China has a love-hate relationship with tomb spelunkers. The government rails against western looters and demands the restitution of national antiquities. On the other hand, some of China’s bestselling novel, film, and television franchises feature Lara Croft-Indiana Jones-style characters, including the Ghost Blows Out the Light and Daomu Biji books that have spawned competing film and television adaptations. At least this Chinese-Australian co-production develops its own “original” mythology. It is all very ridiculous, but it is still good clean fun to head into the ancient lair with producer Li Bingbing in Kimble Rendall’s 7 Guardians of the Tomb, which opens this Friday in Los Angeles.
As an expert in poisonous venoms, Dr. Jia Lee could be quite useful on this outing, but she also has a personal stake. It is her adventurer brother Luke who is missing. He had been searching for a fabled emperor’s tomb that supposedly holds his alchemist’s secret rejuvenating elixir or some such thing. Apparently, his potion worked, he just got tired of his boss, or so we can glean from confusing costumed flashbacks.

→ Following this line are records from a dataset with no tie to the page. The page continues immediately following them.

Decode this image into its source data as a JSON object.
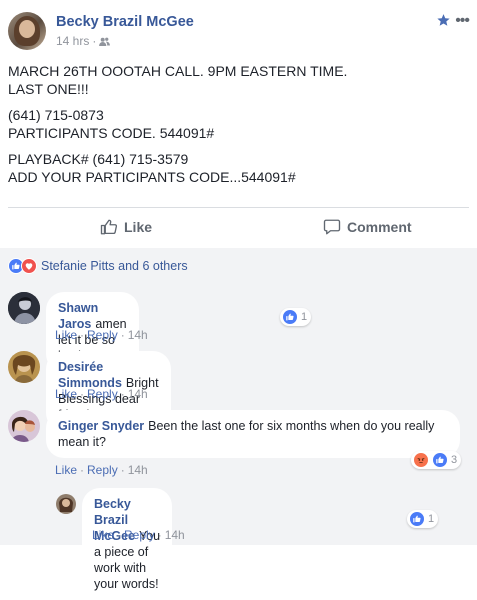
{
  "post": {
    "author": "Becky Brazil McGee",
    "time": "14 hrs",
    "separator": "·",
    "lines": [
      "MARCH 26TH OOOTAH CALL. 9PM EASTERN TIME.",
      "LAST ONE!!!",
      "(641) 715-0873",
      "PARTICIPANTS CODE. 544091#",
      "PLAYBACK# (641) 715-3579",
      "ADD YOUR PARTICIPANTS CODE...544091#"
    ],
    "actions": {
      "like": "Like",
      "comment": "Comment"
    },
    "reactions_summary": "Stefanie Pitts and 6 others"
  },
  "comments": [
    {
      "name": "Shawn Jaros",
      "text": "amen let it be so becky",
      "like": "Like",
      "reply": "Reply",
      "time": "14h",
      "reaction_count": "1"
    },
    {
      "name": "Desirée Simmonds",
      "text": "Bright Blessings dear friends.",
      "like": "Like",
      "reply": "Reply",
      "time": "14h"
    },
    {
      "name": "Ginger Snyder",
      "text": "Been the last one for six months when do you really mean it?",
      "like": "Like",
      "reply": "Reply",
      "time": "14h",
      "reaction_count": "3"
    },
    {
      "name": "Becky Brazil McGee",
      "text": "You a piece of work with your words!",
      "like": "Like",
      "reply": "Reply",
      "time": "14h",
      "reaction_count": "1"
    }
  ],
  "colors": {
    "link": "#385898",
    "meta": "#90949c",
    "comments_bg": "#f2f3f5",
    "like_blue": "#4a7bf7",
    "love_red": "#f0524f"
  },
  "icons": [
    "friends-icon",
    "star-icon",
    "more-icon",
    "thumbs-up-icon",
    "comment-icon",
    "like-reaction-icon",
    "love-reaction-icon",
    "angry-reaction-icon"
  ]
}
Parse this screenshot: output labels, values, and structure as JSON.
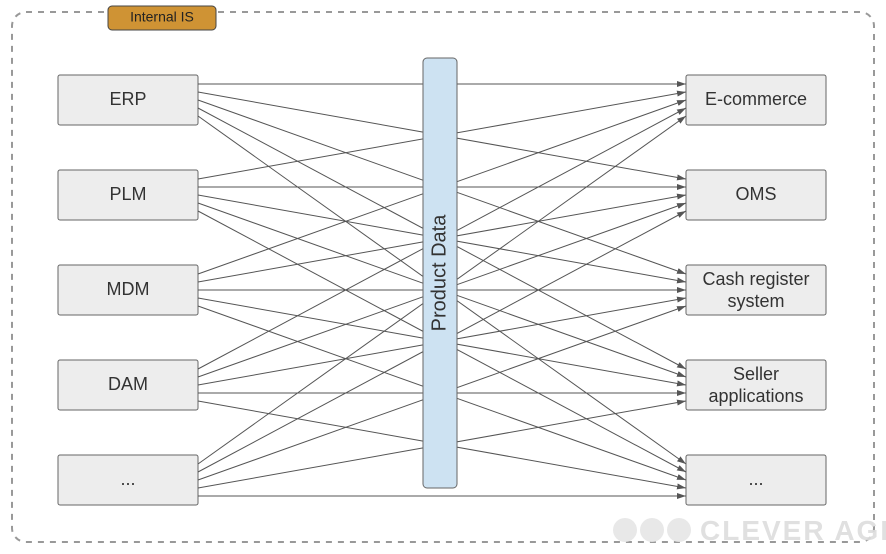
{
  "frame": {
    "tag_label": "Internal IS"
  },
  "left_nodes": [
    {
      "label": "ERP"
    },
    {
      "label": "PLM"
    },
    {
      "label": "MDM"
    },
    {
      "label": "DAM"
    },
    {
      "label": "..."
    }
  ],
  "center": {
    "label": "Product Data"
  },
  "right_nodes": [
    {
      "label": "E-commerce"
    },
    {
      "label": "OMS"
    },
    {
      "label": "Cash register system",
      "multiline": [
        "Cash register",
        "system"
      ]
    },
    {
      "label": "Seller applications",
      "multiline": [
        "Seller",
        "applications"
      ]
    },
    {
      "label": "..."
    }
  ],
  "watermark": {
    "text": "CLEVER AGE"
  }
}
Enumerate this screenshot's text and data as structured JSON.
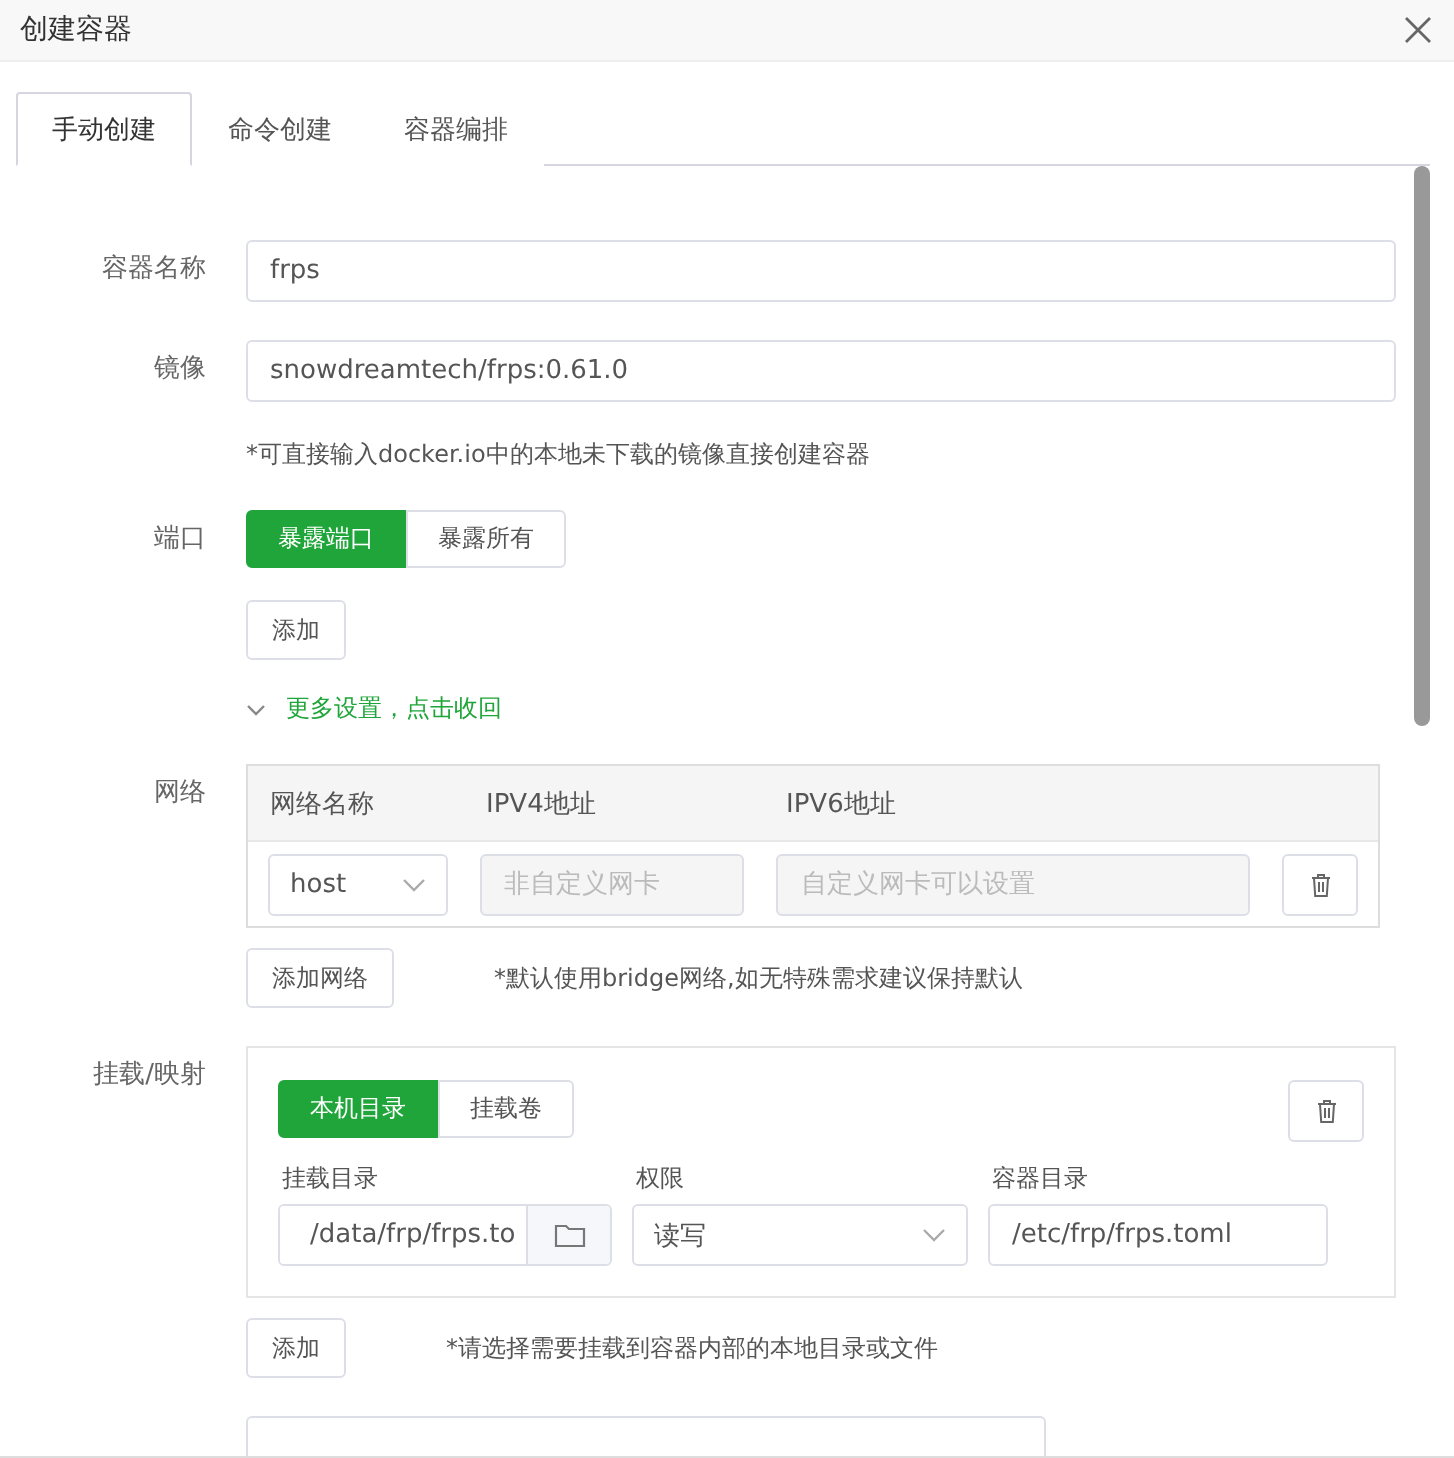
{
  "dialog": {
    "title": "创建容器"
  },
  "tabs": [
    {
      "label": "手动创建",
      "selected": true
    },
    {
      "label": "命令创建",
      "selected": false
    },
    {
      "label": "容器编排",
      "selected": false
    }
  ],
  "form": {
    "name": {
      "label": "容器名称",
      "value": "frps"
    },
    "image": {
      "label": "镜像",
      "value": "snowdreamtech/frps:0.61.0",
      "hint": "*可直接输入docker.io中的本地未下载的镜像直接创建容器"
    },
    "ports": {
      "label": "端口",
      "modes": [
        {
          "label": "暴露端口",
          "selected": true
        },
        {
          "label": "暴露所有",
          "selected": false
        }
      ],
      "add_button": "添加"
    },
    "more_settings": {
      "label": "更多设置，点击收回",
      "expanded": true
    },
    "network": {
      "label": "网络",
      "columns": [
        "网络名称",
        "IPV4地址",
        "IPV6地址"
      ],
      "rows": [
        {
          "name": "host",
          "ipv4_placeholder": "非自定义网卡",
          "ipv6_placeholder": "自定义网卡可以设置",
          "disabled": true
        }
      ],
      "add_button": "添加网络",
      "hint": "*默认使用bridge网络,如无特殊需求建议保持默认"
    },
    "mounts": {
      "label": "挂载/映射",
      "items": [
        {
          "types": [
            {
              "label": "本机目录",
              "selected": true
            },
            {
              "label": "挂载卷",
              "selected": false
            }
          ],
          "host_dir": {
            "label": "挂载目录",
            "value": "/data/frp/frps.to"
          },
          "permission": {
            "label": "权限",
            "value": "读写"
          },
          "container_dir": {
            "label": "容器目录",
            "value": "/etc/frp/frps.toml"
          }
        }
      ],
      "add_button": "添加",
      "hint": "*请选择需要挂载到容器内部的本地目录或文件"
    }
  }
}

Regardless, the expedition funded by cosmetics-pharma tycoon Mason Kitteridge, an old family friend of the Lees and Luke’s boss, is about to get chased underground by a Biblically-sized sandstorm. The good new is Luke’s GPS is still faintly transmitting. The bad news is millions of highly organized killer spiders stand between Dr. Jia’s ragtag group and her brother.
Guardians (the whole “7” business is obviously just a ploy to get it listed highly in VOD menus) aims to please during its economical eighty-three minute running time, offering up plenty of booby traps, ancient clues, and creepy-crawly arachnids. Li is a highly credible action lead—arguably more so than Kellan Lutz acting petulant as the boorish search-and-rescue expert, Jack Ridley. Stef Dawson, Jason Chong, and Shane Jacobson add some color and seasoning as the expedition’s communications specialist, archeologist, and blokey comic relief, respectively. However, the real MVP is Kelsey Grammer, who definitely came to play, which means he chews the scenery with a vengeance as arrogant old Kitteridge.